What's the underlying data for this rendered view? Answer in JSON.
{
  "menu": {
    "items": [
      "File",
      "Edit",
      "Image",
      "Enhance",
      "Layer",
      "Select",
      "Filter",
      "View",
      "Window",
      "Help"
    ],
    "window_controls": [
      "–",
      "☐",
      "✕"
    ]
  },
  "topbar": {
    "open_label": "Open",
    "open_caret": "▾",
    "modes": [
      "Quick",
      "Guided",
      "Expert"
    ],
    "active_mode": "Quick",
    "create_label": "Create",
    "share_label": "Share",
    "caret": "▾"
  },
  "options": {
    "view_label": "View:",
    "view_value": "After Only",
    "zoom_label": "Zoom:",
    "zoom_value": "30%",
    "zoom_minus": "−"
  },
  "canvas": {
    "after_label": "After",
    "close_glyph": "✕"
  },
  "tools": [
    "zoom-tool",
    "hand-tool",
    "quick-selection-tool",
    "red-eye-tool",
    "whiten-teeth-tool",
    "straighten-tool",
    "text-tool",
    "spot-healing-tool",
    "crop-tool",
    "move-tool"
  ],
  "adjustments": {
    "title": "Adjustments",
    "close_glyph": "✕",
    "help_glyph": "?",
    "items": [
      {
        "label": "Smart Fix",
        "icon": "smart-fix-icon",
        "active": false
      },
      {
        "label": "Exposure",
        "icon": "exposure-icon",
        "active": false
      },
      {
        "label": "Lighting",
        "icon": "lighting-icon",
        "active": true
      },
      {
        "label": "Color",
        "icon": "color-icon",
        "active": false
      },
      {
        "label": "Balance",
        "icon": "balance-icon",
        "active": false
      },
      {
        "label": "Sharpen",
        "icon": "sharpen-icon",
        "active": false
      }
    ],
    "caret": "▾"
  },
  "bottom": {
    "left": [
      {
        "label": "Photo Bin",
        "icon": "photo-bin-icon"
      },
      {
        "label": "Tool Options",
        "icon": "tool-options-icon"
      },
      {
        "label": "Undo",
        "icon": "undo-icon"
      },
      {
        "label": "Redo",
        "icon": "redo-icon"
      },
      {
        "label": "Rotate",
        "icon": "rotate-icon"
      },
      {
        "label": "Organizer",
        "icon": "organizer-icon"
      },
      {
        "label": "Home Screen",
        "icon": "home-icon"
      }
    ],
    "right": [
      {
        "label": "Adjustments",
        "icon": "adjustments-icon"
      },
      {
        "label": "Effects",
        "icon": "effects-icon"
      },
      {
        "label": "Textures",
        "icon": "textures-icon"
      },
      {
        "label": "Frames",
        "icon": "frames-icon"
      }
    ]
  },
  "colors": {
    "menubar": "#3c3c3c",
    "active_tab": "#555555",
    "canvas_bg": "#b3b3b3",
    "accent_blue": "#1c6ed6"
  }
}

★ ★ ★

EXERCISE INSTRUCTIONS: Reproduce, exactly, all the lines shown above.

RESPONSE TO THE EXERCISE:
What's the underlying data for this rendered view? Answer in JSON.
{
  "menu": {
    "items": [
      "File",
      "Edit",
      "Image",
      "Enhance",
      "Layer",
      "Select",
      "Filter",
      "View",
      "Window",
      "Help"
    ],
    "window_controls": [
      "–",
      "☐",
      "✕"
    ]
  },
  "topbar": {
    "open_label": "Open",
    "open_caret": "▾",
    "modes": [
      "Quick",
      "Guided",
      "Expert"
    ],
    "active_mode": "Quick",
    "create_label": "Create",
    "share_label": "Share",
    "caret": "▾"
  },
  "options": {
    "view_label": "View:",
    "view_value": "After Only",
    "zoom_label": "Zoom:",
    "zoom_value": "30%",
    "zoom_minus": "−"
  },
  "canvas": {
    "after_label": "After",
    "close_glyph": "✕"
  },
  "tools": [
    "zoom-tool",
    "hand-tool",
    "quick-selection-tool",
    "red-eye-tool",
    "whiten-teeth-tool",
    "straighten-tool",
    "text-tool",
    "spot-healing-tool",
    "crop-tool",
    "move-tool"
  ],
  "adjustments": {
    "title": "Adjustments",
    "close_glyph": "✕",
    "help_glyph": "?",
    "items": [
      {
        "label": "Smart Fix",
        "icon": "smart-fix-icon",
        "active": false
      },
      {
        "label": "Exposure",
        "icon": "exposure-icon",
        "active": false
      },
      {
        "label": "Lighting",
        "icon": "lighting-icon",
        "active": true
      },
      {
        "label": "Color",
        "icon": "color-icon",
        "active": false
      },
      {
        "label": "Balance",
        "icon": "balance-icon",
        "active": false
      },
      {
        "label": "Sharpen",
        "icon": "sharpen-icon",
        "active": false
      }
    ],
    "caret": "▾"
  },
  "bottom": {
    "left": [
      {
        "label": "Photo Bin",
        "icon": "photo-bin-icon"
      },
      {
        "label": "Tool Options",
        "icon": "tool-options-icon"
      },
      {
        "label": "Undo",
        "icon": "undo-icon"
      },
      {
        "label": "Redo",
        "icon": "redo-icon"
      },
      {
        "label": "Rotate",
        "icon": "rotate-icon"
      },
      {
        "label": "Organizer",
        "icon": "organizer-icon"
      },
      {
        "label": "Home Screen",
        "icon": "home-icon"
      }
    ],
    "right": [
      {
        "label": "Adjustments",
        "icon": "adjustments-icon"
      },
      {
        "label": "Effects",
        "icon": "effects-icon"
      },
      {
        "label": "Textures",
        "icon": "textures-icon"
      },
      {
        "label": "Frames",
        "icon": "frames-icon"
      }
    ]
  },
  "colors": {
    "menubar": "#3c3c3c",
    "active_tab": "#555555",
    "canvas_bg": "#b3b3b3",
    "accent_blue": "#1c6ed6"
  }
}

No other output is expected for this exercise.